* _Work instructions_
Could you reproduce all of the records exactly?

* _Provided records_
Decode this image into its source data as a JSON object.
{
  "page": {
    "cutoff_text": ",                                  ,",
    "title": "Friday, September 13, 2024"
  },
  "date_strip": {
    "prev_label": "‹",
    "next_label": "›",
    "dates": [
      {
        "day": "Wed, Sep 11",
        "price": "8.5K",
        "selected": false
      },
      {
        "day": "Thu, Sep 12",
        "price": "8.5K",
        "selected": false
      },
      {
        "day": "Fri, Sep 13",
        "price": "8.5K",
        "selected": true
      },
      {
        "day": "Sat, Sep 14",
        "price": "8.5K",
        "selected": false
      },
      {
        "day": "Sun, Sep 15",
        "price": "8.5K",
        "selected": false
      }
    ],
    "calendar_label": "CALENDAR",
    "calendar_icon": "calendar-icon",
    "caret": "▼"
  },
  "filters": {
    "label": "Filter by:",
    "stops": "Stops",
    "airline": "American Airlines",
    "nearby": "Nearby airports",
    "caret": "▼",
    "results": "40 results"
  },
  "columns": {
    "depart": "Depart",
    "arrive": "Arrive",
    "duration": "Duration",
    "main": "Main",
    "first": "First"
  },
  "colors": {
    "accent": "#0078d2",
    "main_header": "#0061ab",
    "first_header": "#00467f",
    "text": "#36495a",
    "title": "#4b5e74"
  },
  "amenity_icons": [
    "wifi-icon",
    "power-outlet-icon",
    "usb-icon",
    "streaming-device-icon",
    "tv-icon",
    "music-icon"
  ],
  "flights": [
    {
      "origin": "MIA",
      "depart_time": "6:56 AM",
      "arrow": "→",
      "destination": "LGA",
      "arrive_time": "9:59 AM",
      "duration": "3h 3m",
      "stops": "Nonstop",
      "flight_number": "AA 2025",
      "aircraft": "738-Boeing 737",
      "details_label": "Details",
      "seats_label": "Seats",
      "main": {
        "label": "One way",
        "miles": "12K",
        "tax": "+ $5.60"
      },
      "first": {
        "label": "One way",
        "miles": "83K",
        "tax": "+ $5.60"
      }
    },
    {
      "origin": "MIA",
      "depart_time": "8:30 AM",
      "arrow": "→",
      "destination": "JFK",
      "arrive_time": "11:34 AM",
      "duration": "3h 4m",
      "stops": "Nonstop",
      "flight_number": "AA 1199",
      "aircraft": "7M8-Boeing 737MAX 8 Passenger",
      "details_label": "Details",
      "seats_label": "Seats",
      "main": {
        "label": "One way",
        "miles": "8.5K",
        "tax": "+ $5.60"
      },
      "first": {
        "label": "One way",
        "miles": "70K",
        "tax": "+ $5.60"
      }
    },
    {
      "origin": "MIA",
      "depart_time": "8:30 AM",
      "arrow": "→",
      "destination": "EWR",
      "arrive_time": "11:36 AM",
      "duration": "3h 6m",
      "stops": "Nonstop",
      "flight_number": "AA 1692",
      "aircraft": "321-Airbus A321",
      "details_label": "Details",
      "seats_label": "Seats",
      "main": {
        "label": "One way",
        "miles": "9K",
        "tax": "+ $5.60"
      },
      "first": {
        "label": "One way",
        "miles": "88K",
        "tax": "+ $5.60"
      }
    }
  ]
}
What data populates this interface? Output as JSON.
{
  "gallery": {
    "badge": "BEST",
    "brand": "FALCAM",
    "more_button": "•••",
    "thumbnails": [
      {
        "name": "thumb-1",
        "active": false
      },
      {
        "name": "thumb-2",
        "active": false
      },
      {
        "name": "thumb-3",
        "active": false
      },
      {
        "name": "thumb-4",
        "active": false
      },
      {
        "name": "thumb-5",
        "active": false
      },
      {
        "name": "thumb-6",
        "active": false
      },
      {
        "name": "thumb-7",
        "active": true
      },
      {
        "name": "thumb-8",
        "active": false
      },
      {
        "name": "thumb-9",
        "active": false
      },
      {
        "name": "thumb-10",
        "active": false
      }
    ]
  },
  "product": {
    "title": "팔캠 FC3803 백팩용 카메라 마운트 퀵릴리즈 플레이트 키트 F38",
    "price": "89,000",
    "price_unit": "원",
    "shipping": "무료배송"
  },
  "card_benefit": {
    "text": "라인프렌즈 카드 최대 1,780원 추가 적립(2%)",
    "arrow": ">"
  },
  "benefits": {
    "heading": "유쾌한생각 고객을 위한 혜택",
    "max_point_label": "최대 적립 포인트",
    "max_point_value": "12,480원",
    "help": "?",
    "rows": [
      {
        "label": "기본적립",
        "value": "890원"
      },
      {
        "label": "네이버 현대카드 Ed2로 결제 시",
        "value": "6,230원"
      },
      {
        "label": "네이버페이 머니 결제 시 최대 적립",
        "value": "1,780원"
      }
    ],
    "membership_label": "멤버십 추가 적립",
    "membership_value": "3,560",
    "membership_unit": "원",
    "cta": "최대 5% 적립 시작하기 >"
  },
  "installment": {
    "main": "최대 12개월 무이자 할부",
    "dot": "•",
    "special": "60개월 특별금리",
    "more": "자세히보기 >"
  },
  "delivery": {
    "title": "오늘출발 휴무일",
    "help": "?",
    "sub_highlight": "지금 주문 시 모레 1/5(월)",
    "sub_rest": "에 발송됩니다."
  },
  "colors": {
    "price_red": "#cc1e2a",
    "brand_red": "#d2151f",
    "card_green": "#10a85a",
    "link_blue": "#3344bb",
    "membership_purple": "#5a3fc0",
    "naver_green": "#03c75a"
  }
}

* _Response box_
Decode this image into its source data as a JSON object.
{
  "page": {
    "cutoff_text": ",                                  ,",
    "title": "Friday, September 13, 2024"
  },
  "date_strip": {
    "prev_label": "‹",
    "next_label": "›",
    "dates": [
      {
        "day": "Wed, Sep 11",
        "price": "8.5K",
        "selected": false
      },
      {
        "day": "Thu, Sep 12",
        "price": "8.5K",
        "selected": false
      },
      {
        "day": "Fri, Sep 13",
        "price": "8.5K",
        "selected": true
      },
      {
        "day": "Sat, Sep 14",
        "price": "8.5K",
        "selected": false
      },
      {
        "day": "Sun, Sep 15",
        "price": "8.5K",
        "selected": false
      }
    ],
    "calendar_label": "CALENDAR",
    "calendar_icon": "calendar-icon",
    "caret": "▼"
  },
  "filters": {
    "label": "Filter by:",
    "stops": "Stops",
    "airline": "American Airlines",
    "nearby": "Nearby airports",
    "caret": "▼",
    "results": "40 results"
  },
  "columns": {
    "depart": "Depart",
    "arrive": "Arrive",
    "duration": "Duration",
    "main": "Main",
    "first": "First"
  },
  "colors": {
    "accent": "#0078d2",
    "main_header": "#0061ab",
    "first_header": "#00467f",
    "text": "#36495a",
    "title": "#4b5e74"
  },
  "amenity_icons": [
    "wifi-icon",
    "power-outlet-icon",
    "usb-icon",
    "streaming-device-icon",
    "tv-icon",
    "music-icon"
  ],
  "flights": [
    {
      "origin": "MIA",
      "depart_time": "6:56 AM",
      "arrow": "→",
      "destination": "LGA",
      "arrive_time": "9:59 AM",
      "duration": "3h 3m",
      "stops": "Nonstop",
      "flight_number": "AA 2025",
      "aircraft": "738-Boeing 737",
      "details_label": "Details",
      "seats_label": "Seats",
      "main": {
        "label": "One way",
        "miles": "12K",
        "tax": "+ $5.60"
      },
      "first": {
        "label": "One way",
        "miles": "83K",
        "tax": "+ $5.60"
      }
    },
    {
      "origin": "MIA",
      "depart_time": "8:30 AM",
      "arrow": "→",
      "destination": "JFK",
      "arrive_time": "11:34 AM",
      "duration": "3h 4m",
      "stops": "Nonstop",
      "flight_number": "AA 1199",
      "aircraft": "7M8-Boeing 737MAX 8 Passenger",
      "details_label": "Details",
      "seats_label": "Seats",
      "main": {
        "label": "One way",
        "miles": "8.5K",
        "tax": "+ $5.60"
      },
      "first": {
        "label": "One way",
        "miles": "70K",
        "tax": "+ $5.60"
      }
    },
    {
      "origin": "MIA",
      "depart_time": "8:30 AM",
      "arrow": "→",
      "destination": "EWR",
      "arrive_time": "11:36 AM",
      "duration": "3h 6m",
      "stops": "Nonstop",
      "flight_number": "AA 1692",
      "aircraft": "321-Airbus A321",
      "details_label": "Details",
      "seats_label": "Seats",
      "main": {
        "label": "One way",
        "miles": "9K",
        "tax": "+ $5.60"
      },
      "first": {
        "label": "One way",
        "miles": "88K",
        "tax": "+ $5.60"
      }
    }
  ]
}
What data populates this interface? Output as JSON.
{
  "gallery": {
    "badge": "BEST",
    "brand": "FALCAM",
    "more_button": "•••",
    "thumbnails": [
      {
        "name": "thumb-1",
        "active": false
      },
      {
        "name": "thumb-2",
        "active": false
      },
      {
        "name": "thumb-3",
        "active": false
      },
      {
        "name": "thumb-4",
        "active": false
      },
      {
        "name": "thumb-5",
        "active": false
      },
      {
        "name": "thumb-6",
        "active": false
      },
      {
        "name": "thumb-7",
        "active": true
      },
      {
        "name": "thumb-8",
        "active": false
      },
      {
        "name": "thumb-9",
        "active": false
      },
      {
        "name": "thumb-10",
        "active": false
      }
    ]
  },
  "product": {
    "title": "팔캠 FC3803 백팩용 카메라 마운트 퀵릴리즈 플레이트 키트 F38",
    "price": "89,000",
    "price_unit": "원",
    "shipping": "무료배송"
  },
  "card_benefit": {
    "text": "라인프렌즈 카드 최대 1,780원 추가 적립(2%)",
    "arrow": ">"
  },
  "benefits": {
    "heading": "유쾌한생각 고객을 위한 혜택",
    "max_point_label": "최대 적립 포인트",
    "max_point_value": "12,480원",
    "help": "?",
    "rows": [
      {
        "label": "기본적립",
        "value": "890원"
      },
      {
        "label": "네이버 현대카드 Ed2로 결제 시",
        "value": "6,230원"
      },
      {
        "label": "네이버페이 머니 결제 시 최대 적립",
        "value": "1,780원"
      }
    ],
    "membership_label": "멤버십 추가 적립",
    "membership_value": "3,560",
    "membership_unit": "원",
    "cta": "최대 5% 적립 시작하기 >"
  },
  "installment": {
    "main": "최대 12개월 무이자 할부",
    "dot": "•",
    "special": "60개월 특별금리",
    "more": "자세히보기 >"
  },
  "delivery": {
    "title": "오늘출발 휴무일",
    "help": "?",
    "sub_highlight": "지금 주문 시 모레 1/5(월)",
    "sub_rest": "에 발송됩니다."
  },
  "colors": {
    "price_red": "#cc1e2a",
    "brand_red": "#d2151f",
    "card_green": "#10a85a",
    "link_blue": "#3344bb",
    "membership_purple": "#5a3fc0",
    "naver_green": "#03c75a"
  }
}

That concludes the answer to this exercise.